I have received many questions about nutrition, and so far I haven’t tackled them in my newsletter. This is partially because nutrition is such a huge issue, and also because people are starting from such radically different baselines and assumptions that it is difficult to know where to start. Just because something is difficult, however, doesn’t mean that it shouldn’t be attempted. What I’m going to try doing is to fire off the occasional ‘nutritional nugget’, see where it lands and what kind of reaction it gets.
I read recently that 21% of all calories consumed by Americans are consumed in the form of drinks, mostly soft drinks and sports drinks. This is an incredible number, and if 21% is the average then some people are consuming much more that that. It puts the obesity epidemic into perspective!
So here comes the nugget, and it won’t be an easy one for many people to swallow: DON’T DO SOFT DRINKS. At the very least, restrict how how often you drink them and go for a small size rather than the Big Gulp. Learn to love drinking water. Making the switch can be difficult, because these drinks are designed to be addictive: for some people it takes time, effort and discipline to rewire their brains to accept the taste of water.
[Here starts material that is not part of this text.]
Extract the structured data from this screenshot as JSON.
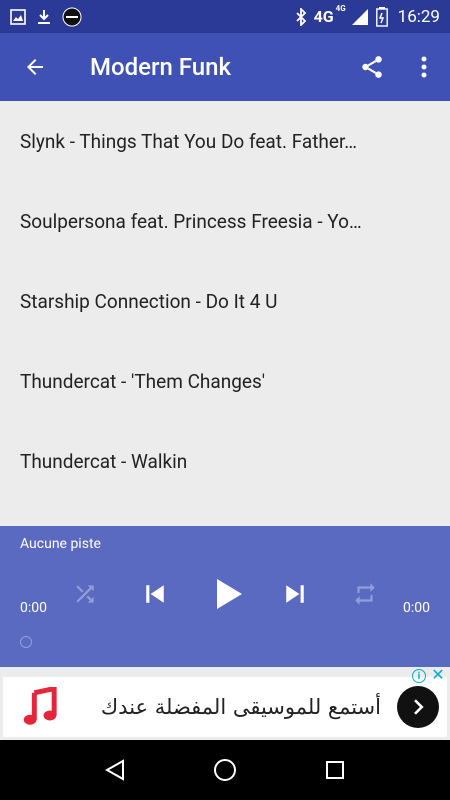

The suggestion created by advertising is that a ‘sports drink’ is a healthy alternative to soft drinks. Don’t get caught in this trap – Gatorade, Powerade and all the rest are still packed with glucose-fructose solution (read “sugar”). Sports drinks in moderation are fine so long as they are consumed immediately before, during or immediately after (intense) exercise.
Another, more subtle, trap is to replace soft drinks with fruit juices. While juice is certainly healthier than carbonated sugar water it is very easy to over-drink it. 1000 calories of apple juice are relatively easy to drink, but it would take a lot of time and effort to consume 1000 calories of apples, plus you’d get the benefits of the fiber and eating an unprocessed food.
The nugget endeth.